Chicago-Kent College of Law Welcomes Visitors during Open House Chicago 2015

CK-Exterior-2626s01b_1000pxChicago-Kent College of Law is one of more than 200 locations in the city offering behind-the-scenes access to the public Saturday, October 17 and Sunday, October 18 from 9 a.m. until 5 p.m. during Open House Chicago 2015, presented by the Chicago Architecture Foundation. Visitors are invited to tour the law school’s state-of-the-art Bruce M. Kohen Courtroom and the 10th floor I.J. Berkson Reserve Reading Room with breathtaking views of the city’s West Side. Learn more about Open House Chicago here.

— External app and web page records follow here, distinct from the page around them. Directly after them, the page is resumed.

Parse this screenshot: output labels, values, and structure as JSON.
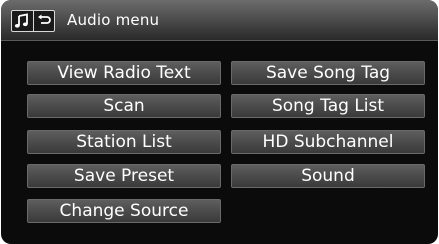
{
  "window": {
    "title": "Audio menu"
  },
  "title_icons": [
    "music-note-icon",
    "back-arrow-icon"
  ],
  "menu": {
    "left": [
      "View Radio Text",
      "Scan",
      "Station List",
      "Save Preset",
      "Change Source"
    ],
    "right": [
      "Save Song Tag",
      "Song Tag List",
      "HD Subchannel",
      "Sound"
    ]
  },
  "colors": {
    "background": "#0b0b0b",
    "button": "#4b4b4b",
    "text": "#ffffff"
  }
}
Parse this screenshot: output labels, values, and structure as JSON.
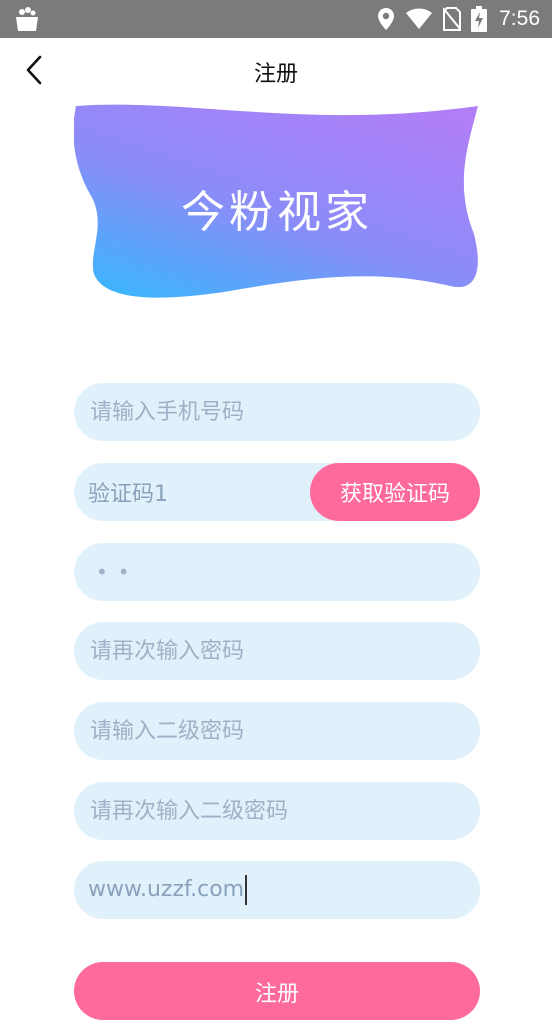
{
  "status_bar": {
    "time": "7:56",
    "icons": [
      "shopping-bag-icon",
      "location-icon",
      "wifi-icon",
      "no-sim-icon",
      "battery-charging-icon"
    ]
  },
  "header": {
    "title": "注册",
    "back_icon": "chevron-left-icon"
  },
  "banner": {
    "title": "今粉视家",
    "gradient_colors": [
      "#b07ef7",
      "#3fb3fd"
    ]
  },
  "form": {
    "phone": {
      "placeholder": "请输入手机号码",
      "value": ""
    },
    "code": {
      "value": "验证码1",
      "button_label": "获取验证码"
    },
    "password": {
      "masked": "••"
    },
    "password_confirm": {
      "placeholder": "请再次输入密码",
      "value": ""
    },
    "secondary_password": {
      "placeholder": "请输入二级密码",
      "value": ""
    },
    "secondary_password_confirm": {
      "placeholder": "请再次输入二级密码",
      "value": ""
    },
    "invite": {
      "value": "www.uzzf.com"
    }
  },
  "register_button": {
    "label": "注册"
  },
  "colors": {
    "accent": "#fe6a9c",
    "field_bg": "#e0f1fb",
    "status_bar": "#7b7b7b"
  }
}
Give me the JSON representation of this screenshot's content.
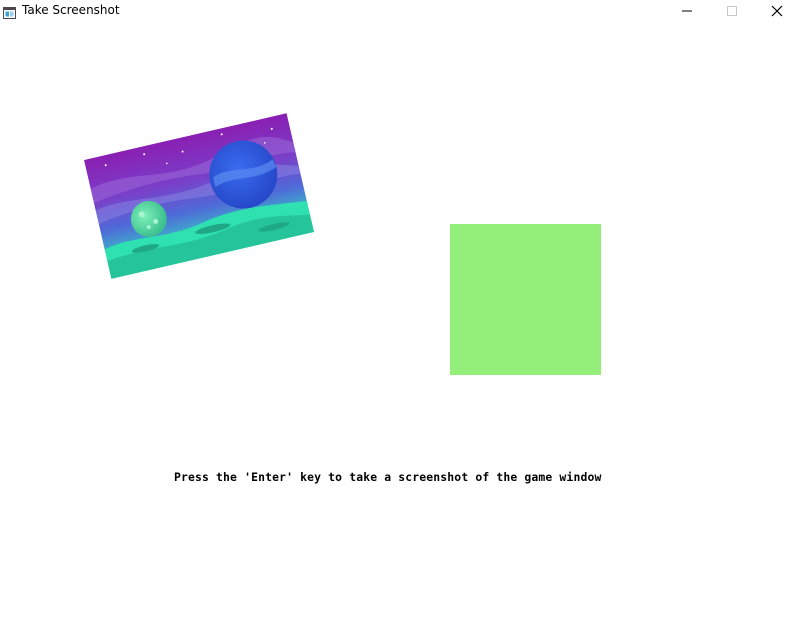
{
  "window": {
    "title": "Take Screenshot",
    "icon": "app-window-icon",
    "controls": {
      "minimize_icon": "minimize-icon",
      "maximize_icon": "maximize-icon",
      "close_icon": "close-icon"
    }
  },
  "game": {
    "background_color": "#ffffff",
    "sprite": {
      "name": "space-landscape-sprite",
      "colors": {
        "sky_top": "#8a1fb3",
        "sky_mid": "#5a57d6",
        "planet": "#2f5ee0",
        "moon": "#4fd39a",
        "ground": "#2fe0b0"
      }
    },
    "square": {
      "color": "#94ee7a"
    },
    "instruction": "Press the 'Enter' key to take a screenshot of the game window"
  }
}
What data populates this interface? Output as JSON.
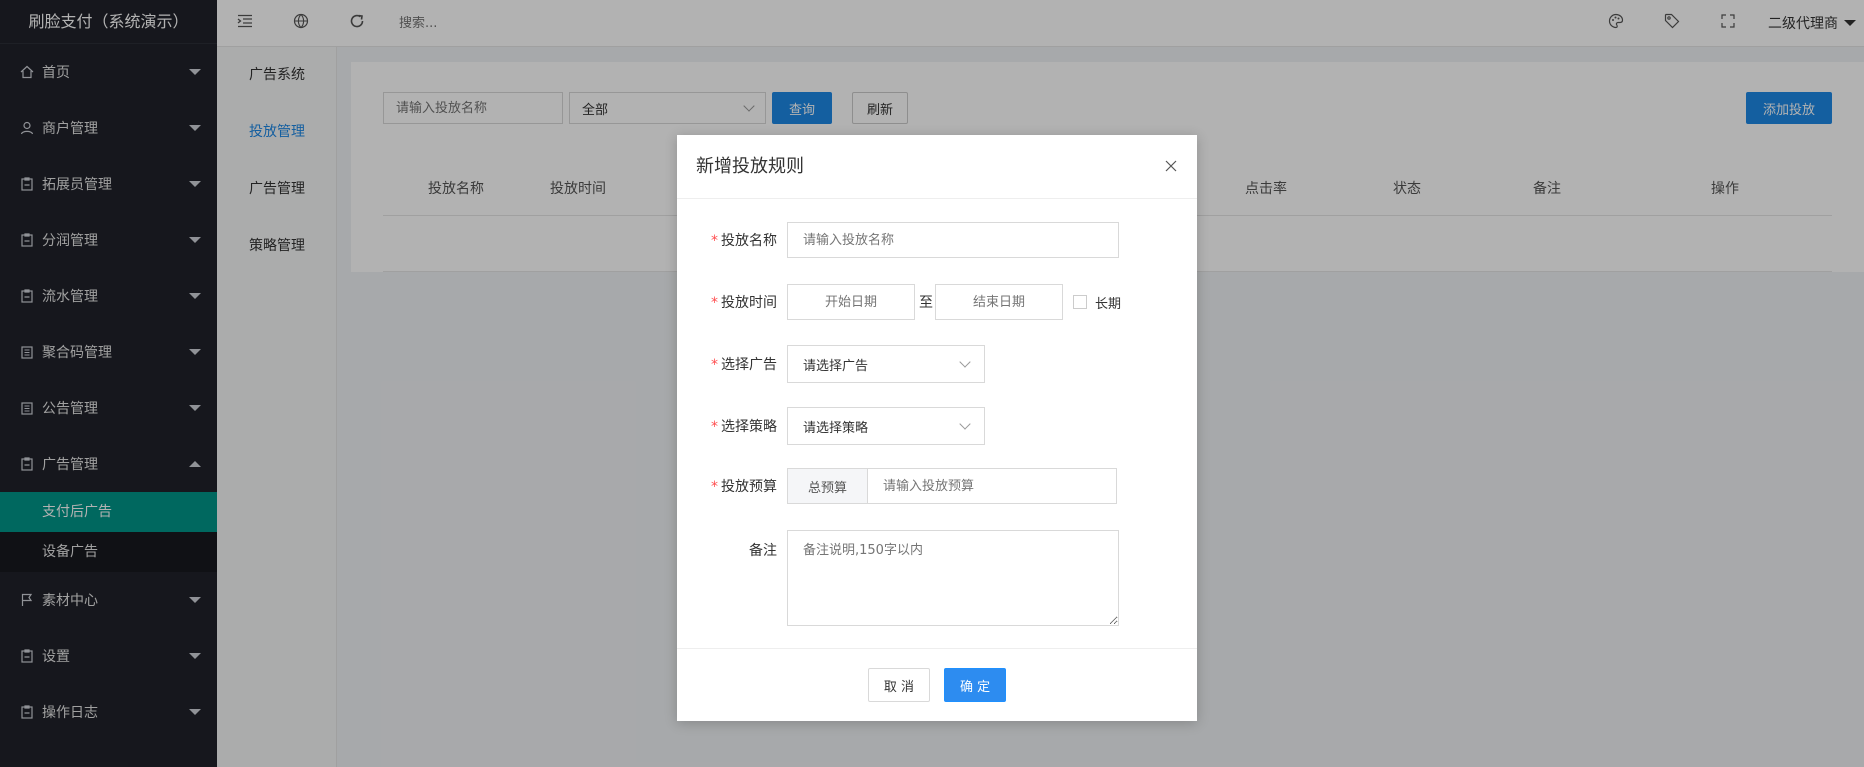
{
  "app": {
    "title": "刷脸支付（系统演示）"
  },
  "sidebar": {
    "items": [
      {
        "label": "首页",
        "icon": "home-icon"
      },
      {
        "label": "商户管理",
        "icon": "user-icon"
      },
      {
        "label": "拓展员管理",
        "icon": "clipboard-icon"
      },
      {
        "label": "分润管理",
        "icon": "clipboard-icon"
      },
      {
        "label": "流水管理",
        "icon": "clipboard-icon"
      },
      {
        "label": "聚合码管理",
        "icon": "list-icon"
      },
      {
        "label": "公告管理",
        "icon": "list-icon"
      },
      {
        "label": "广告管理",
        "icon": "clipboard-icon",
        "open": true
      },
      {
        "label": "素材中心",
        "icon": "flag-icon"
      },
      {
        "label": "设置",
        "icon": "clipboard-icon"
      },
      {
        "label": "操作日志",
        "icon": "clipboard-icon"
      }
    ],
    "sub_items": [
      {
        "label": "支付后广告",
        "active": true
      },
      {
        "label": "设备广告",
        "active": false
      }
    ]
  },
  "header": {
    "search_placeholder": "搜索...",
    "user": "二级代理商"
  },
  "subnav": {
    "items": [
      {
        "label": "广告系统"
      },
      {
        "label": "投放管理",
        "active": true
      },
      {
        "label": "广告管理"
      },
      {
        "label": "策略管理"
      }
    ]
  },
  "main": {
    "search_placeholder": "请输入投放名称",
    "filter_value": "全部",
    "query_label": "查询",
    "refresh_label": "刷新",
    "add_label": "添加投放",
    "columns": [
      "投放名称",
      "投放时间",
      "点击率",
      "状态",
      "备注",
      "操作"
    ]
  },
  "modal": {
    "title": "新增投放规则",
    "fields": {
      "name_label": "投放名称",
      "name_placeholder": "请输入投放名称",
      "time_label": "投放时间",
      "start_placeholder": "开始日期",
      "to_text": "至",
      "end_placeholder": "结束日期",
      "longterm_label": "长期",
      "ad_label": "选择广告",
      "ad_value": "请选择广告",
      "strategy_label": "选择策略",
      "strategy_value": "请选择策略",
      "budget_label": "投放预算",
      "budget_prefix": "总预算",
      "budget_placeholder": "请输入投放预算",
      "remark_label": "备注",
      "remark_placeholder": "备注说明,150字以内"
    },
    "cancel_label": "取 消",
    "ok_label": "确 定"
  },
  "colors": {
    "sidebar_bg": "#20222a",
    "active_green": "#009688",
    "primary_blue": "#1e88e5",
    "required_red": "#ff4d4f"
  }
}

Bruce M. Kohen Courtroom
Chicago-Kent’s newest courtroom, named for acclaimed litigator and former Illinois Trial Lawyers Association president Bruce Kohen ’79, opened in 2013 to accommodate the law school’s growing trial advocacy program. The 738-square-foot courtroom, designed by architect Thomas Roszak, a 1989 graduate of the College of Architecture at Illinois Tech, includes a six-seat jury bench and a 12-seat gallery. Students can hone their oral advocacy skills while using the latest in courtroom presentation technology. The Kohen Courtroom is outfitted with two 90-inch television monitors and a Crestron system for controlling the lights and audiovisual system, which features three built-in document cameras and four display monitors—one each on the judge’s bench, plaintiff and defense tables and the witness stand. Visual display is available via computers, the four display monitors and the TV monitors. The sound system can play audio from computers, cable TV or from the courtroom’s three built-in microphones.

I.J. Berkson Reserve Reading Room
The library’s 10th floor reading room — named for distinguished Chicago attorney I.J. Berkson, a 1918 graduate of Chicago-Kent — is a favorite study spot for many students. Inspired by traditional reading rooms of the nineteenth century, the Berkson Reading Room is flanked by 14-foot cherry wood bookcases holding the law school’s reserve collection and career guides. Look up and you’ll see the library’s lamella-vaulted ceiling with a distinctive diamond-shaped pattern formed by crisscrossing support beams that rise to 36 feet at the highest point. Our interior architects at the firm of Powell/Kleinschmidt worked with Italian design company Tecno to create the wide study tables with built-in reading lamps that provide gentle illumination. Floor-to-ceiling windows cover the north side of the library, offering views of the city’s West Side.